PORTLAND, Ore. (PRWEB) February 21, 2018
Researchers from NWEA, the not-for-profit assessment solutions provider, will be presenting at two prestigious education conferences in March: the Society for Research on Educational Effectiveness (SREE) Spring 2018 Conference in Washington, D.C., and the Association for Education Finance and Policy (AEFP) 43rd Annual Conference in Portland, Ore.
At SREE on Friday March 2nd at the Park Hyatt Hotel in Washington, D.C., three NWEA researchers will present on "Prioritizing Growth But Underutilizing Growth Scales:
Implications of Advances in Growth Modeling for Educational Policy and Practice."
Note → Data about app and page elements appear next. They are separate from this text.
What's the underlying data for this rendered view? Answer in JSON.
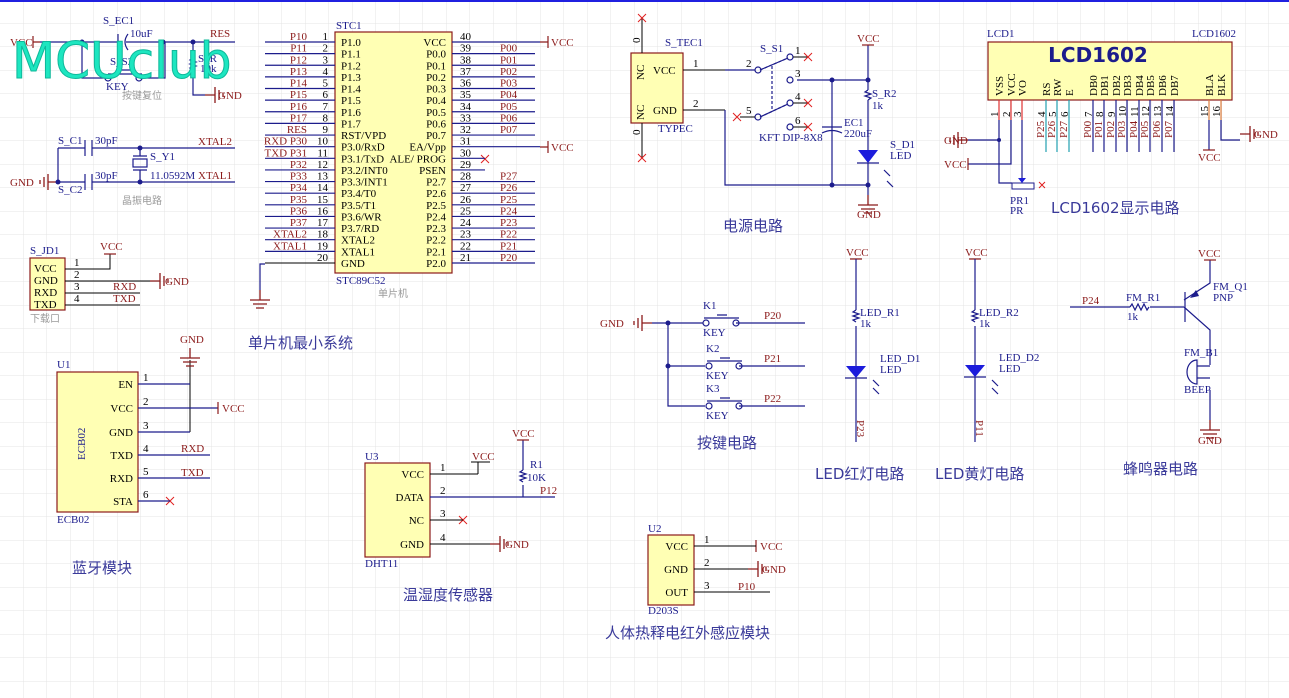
{
  "logo": "MCUclub",
  "nets": {
    "vcc": "VCC",
    "gnd": "GND",
    "res": "RES",
    "xtal1": "XTAL1",
    "xtal2": "XTAL2",
    "rxd": "RXD",
    "txd": "TXD",
    "p10": "P10",
    "p11": "P11",
    "p12": "P12",
    "p20": "P20",
    "p21": "P21",
    "p22": "P22",
    "p23": "P23",
    "p24": "P24"
  },
  "reset": {
    "cap": "S_EC1",
    "cap_value": "10uF",
    "switch": "S_S2",
    "switch_value": "KEY",
    "res": "S_R",
    "res_value": "10k",
    "note": "按键复位"
  },
  "crystal": {
    "c1": "S_C1",
    "c2": "S_C2",
    "c_value": "30pF",
    "xtal": "S_Y1",
    "xtal_value": "11.0592M",
    "note": "晶振电路"
  },
  "header": {
    "ref": "S_JD1",
    "pins": [
      {
        "num": "1",
        "name": "VCC"
      },
      {
        "num": "2",
        "name": "GND"
      },
      {
        "num": "3",
        "name": "RXD"
      },
      {
        "num": "4",
        "name": "TXD"
      }
    ],
    "note": "下载口"
  },
  "mcu": {
    "ref": "STC1",
    "part": "STC89C52",
    "note": "单片机",
    "title": "单片机最小系统",
    "left_pins": [
      {
        "num": "1",
        "name": "P1.0",
        "net": "P10"
      },
      {
        "num": "2",
        "name": "P1.1",
        "net": "P11"
      },
      {
        "num": "3",
        "name": "P1.2",
        "net": "P12"
      },
      {
        "num": "4",
        "name": "P1.3",
        "net": "P13"
      },
      {
        "num": "5",
        "name": "P1.4",
        "net": "P14"
      },
      {
        "num": "6",
        "name": "P1.5",
        "net": "P15"
      },
      {
        "num": "7",
        "name": "P1.6",
        "net": "P16"
      },
      {
        "num": "8",
        "name": "P1.7",
        "net": "P17"
      },
      {
        "num": "9",
        "name": "RST/VPD",
        "net": "RES"
      },
      {
        "num": "10",
        "name": "P3.0/RxD",
        "net": "RXD P30"
      },
      {
        "num": "11",
        "name": "P3.1/TxD",
        "net": "TXD P31"
      },
      {
        "num": "12",
        "name": "P3.2/INT0",
        "net": "P32"
      },
      {
        "num": "13",
        "name": "P3.3/INT1",
        "net": "P33"
      },
      {
        "num": "14",
        "name": "P3.4/T0",
        "net": "P34"
      },
      {
        "num": "15",
        "name": "P3.5/T1",
        "net": "P35"
      },
      {
        "num": "16",
        "name": "P3.6/WR",
        "net": "P36"
      },
      {
        "num": "17",
        "name": "P3.7/RD",
        "net": "P37"
      },
      {
        "num": "18",
        "name": "XTAL2",
        "net": "XTAL2"
      },
      {
        "num": "19",
        "name": "XTAL1",
        "net": "XTAL1"
      },
      {
        "num": "20",
        "name": "GND",
        "net": ""
      }
    ],
    "right_pins": [
      {
        "num": "40",
        "name": "VCC",
        "net": "VCC"
      },
      {
        "num": "39",
        "name": "P0.0",
        "net": "P00"
      },
      {
        "num": "38",
        "name": "P0.1",
        "net": "P01"
      },
      {
        "num": "37",
        "name": "P0.2",
        "net": "P02"
      },
      {
        "num": "36",
        "name": "P0.3",
        "net": "P03"
      },
      {
        "num": "35",
        "name": "P0.4",
        "net": "P04"
      },
      {
        "num": "34",
        "name": "P0.5",
        "net": "P05"
      },
      {
        "num": "33",
        "name": "P0.6",
        "net": "P06"
      },
      {
        "num": "32",
        "name": "P0.7",
        "net": "P07"
      },
      {
        "num": "31",
        "name": "EA/Vpp",
        "net": "VCC"
      },
      {
        "num": "30",
        "name": "ALE/ PROG",
        "net": ""
      },
      {
        "num": "29",
        "name": "PSEN",
        "net": ""
      },
      {
        "num": "28",
        "name": "P2.7",
        "net": "P27"
      },
      {
        "num": "27",
        "name": "P2.6",
        "net": "P26"
      },
      {
        "num": "26",
        "name": "P2.5",
        "net": "P25"
      },
      {
        "num": "25",
        "name": "P2.4",
        "net": "P24"
      },
      {
        "num": "24",
        "name": "P2.3",
        "net": "P23"
      },
      {
        "num": "23",
        "name": "P2.2",
        "net": "P22"
      },
      {
        "num": "22",
        "name": "P2.1",
        "net": "P21"
      },
      {
        "num": "21",
        "name": "P2.0",
        "net": "P20"
      }
    ]
  },
  "bluetooth": {
    "ref": "U1",
    "part": "ECB02",
    "body_label": "ECB02",
    "title": "蓝牙模块",
    "pins": [
      {
        "num": "1",
        "name": "EN"
      },
      {
        "num": "2",
        "name": "VCC"
      },
      {
        "num": "3",
        "name": "GND"
      },
      {
        "num": "4",
        "name": "TXD"
      },
      {
        "num": "5",
        "name": "RXD"
      },
      {
        "num": "6",
        "name": "STA"
      }
    ]
  },
  "dht": {
    "ref": "U3",
    "part": "DHT11",
    "res": "R1",
    "res_value": "10K",
    "title": "温湿度传感器",
    "pins": [
      {
        "num": "1",
        "name": "VCC"
      },
      {
        "num": "2",
        "name": "DATA"
      },
      {
        "num": "3",
        "name": "NC"
      },
      {
        "num": "4",
        "name": "GND"
      }
    ]
  },
  "pir": {
    "ref": "U2",
    "part": "D203S",
    "title": "人体热释电红外感应模块",
    "pins": [
      {
        "num": "1",
        "name": "VCC"
      },
      {
        "num": "2",
        "name": "GND"
      },
      {
        "num": "3",
        "name": "OUT"
      }
    ]
  },
  "power": {
    "ref": "S_TEC1",
    "part": "TYPEC",
    "nc": "NC",
    "zero": "0",
    "p_vcc": "VCC",
    "p_gnd": "GND",
    "pin1": "1",
    "pin2": "2",
    "switch": "S_S1",
    "switch_part": "KFT DIP-8X8",
    "sw_pins": [
      "1",
      "2",
      "3",
      "4",
      "5",
      "6"
    ],
    "cap": "EC1",
    "cap_value": "220uF",
    "res": "S_R2",
    "res_value": "1k",
    "led": "S_D1",
    "led_value": "LED",
    "title": "电源电路"
  },
  "lcd": {
    "ref": "LCD1",
    "part": "LCD1602",
    "body_label": "LCD1602",
    "title": "LCD1602显示电路",
    "pot": "PR1",
    "pot_value": "PR",
    "pins": [
      {
        "num": "1",
        "name": "VSS",
        "net": ""
      },
      {
        "num": "2",
        "name": "VCC",
        "net": ""
      },
      {
        "num": "3",
        "name": "VO",
        "net": ""
      },
      {
        "num": "4",
        "name": "RS",
        "net": "P25"
      },
      {
        "num": "5",
        "name": "RW",
        "net": "P26"
      },
      {
        "num": "6",
        "name": "E",
        "net": "P27"
      },
      {
        "num": "7",
        "name": "DB0",
        "net": "P00"
      },
      {
        "num": "8",
        "name": "DB1",
        "net": "P01"
      },
      {
        "num": "9",
        "name": "DB2",
        "net": "P02"
      },
      {
        "num": "10",
        "name": "DB3",
        "net": "P03"
      },
      {
        "num": "11",
        "name": "DB4",
        "net": "P04"
      },
      {
        "num": "12",
        "name": "DB5",
        "net": "P05"
      },
      {
        "num": "13",
        "name": "DB6",
        "net": "P06"
      },
      {
        "num": "14",
        "name": "DB7",
        "net": "P07"
      },
      {
        "num": "15",
        "name": "BLA",
        "net": ""
      },
      {
        "num": "16",
        "name": "BLK",
        "net": ""
      }
    ]
  },
  "keys": {
    "title": "按键电路",
    "items": [
      {
        "ref": "K1",
        "value": "KEY",
        "net": "P20"
      },
      {
        "ref": "K2",
        "value": "KEY",
        "net": "P21"
      },
      {
        "ref": "K3",
        "value": "KEY",
        "net": "P22"
      }
    ]
  },
  "led_red": {
    "res": "LED_R1",
    "res_value": "1k",
    "led": "LED_D1",
    "led_value": "LED",
    "net": "P23",
    "title": "LED红灯电路"
  },
  "led_yellow": {
    "res": "LED_R2",
    "res_value": "1k",
    "led": "LED_D2",
    "led_value": "LED",
    "net": "P11",
    "title": "LED黄灯电路"
  },
  "buzzer": {
    "res": "FM_R1",
    "res_value": "1k",
    "transistor": "FM_Q1",
    "transistor_type": "PNP",
    "buzzer": "FM_B1",
    "buzzer_value": "BEEP",
    "net": "P24",
    "title": "蜂鸣器电路"
  },
  "colors": {
    "wire": "#1c1c8c",
    "net_label": "#8b1a1a",
    "component_fill": "#ffffb4",
    "logo": "#1de6c0",
    "grid": "#e4e4e4"
  }
}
- Yeow Meng Thum, Ph.D. presents Modeling Growth by Adding Curves: The Compound Polynomial for Seasonal Time-Series, showing that Compound Polynomial (CP) curves are surprisingly flexible in form and thus provide a better fit to seasonal or cyclical trends typically observed in MAP Growth data. The CP represents a new approach to parametric curve fitting, with clear improvements over conventional growth functions and leads to improved MAP Growth norms.
- Megan Kuhfeld, Ph.D. presents Summer Learning Loss and Student Learning Trajectories. Using the Compound Polynomial to describe student achievement trends, this research examines patterns of summer learning loss across students and schools with a longitudinal analysis of student academic growth across grades 3-8. The study examines the degree to which summer learning loss is associated with students' academic trajectories, investigates the role that schools play in the occurrence of summer learning loss, and explores whether minority students are more likely to experience summer learning loss than non-minority students.
- James Soland, Ph.D. presents Estimating School Value-Added Using a Student Growth Model: Implications for Practice and Policy. The research explores using value-added models (VAM) to help understand long-term contributions of schools to student learning. This finding suggests that when considering VAMs as low-stakes tools for educators, rather than high stakes accountability measures, they have untapped potential as data to inform practice.
At AEFP on Friday March 16th at the Hilton Portland & Executive Towers in Portland, James Soland, Ph.D. will discuss ESSA: Design and Implementation Issues with the presentation Can Student Behavior on Achievement Tests Help Measure Social-emotional Learning? Evidence from the OECD Test for Schools (PISA). The Every Student Succeeds Act (ESSA) provides states with flexibility to include social-emotional learning (SEL) and other non-academic measures of student learning in their accountability plans. This research examines whether achievement test metadata can provide information on students' SEL competencies, and more accurate information than student surveys which suffer from self-report bias. The results suggest that student behaviors on achievement tests may provide unobtrusive, cost-effective data that can be used to safeguard against self-report bias when measuring SEL competencies.
NWEA maintains a research division, with a team of 40 psychometricians and research scientists, that conducts wide-ranging and independent research of K-12 education topics, including student engagement, equity, gender bias, early learning, and literacy.
NWEA® is a mission-driven, not-for-profit organization that supports students and educators worldwide by creating assessment solutions that precisely measure growth and proficiency-and provide insights to help tailor instruction. For 40 years, NWEA has developed innovative Pre-K-12 assessments, professional learning that fosters educators' ability to accelerate student learning, and research that supports assessment validity and data interpretation. Educators in 140 countries and more than half the schools in the US rely on our flagship interim assessment, MAP® Growth™; our progress monitoring and skills mastery tool, MAP® Skills™; our reading fluency and comprehension assessment, MAP® Reading Fluency™; and the OECD Test for Schools (based on PISA). Visit - NWEA.org to find out how NWEA can partner with you to help all kids learn.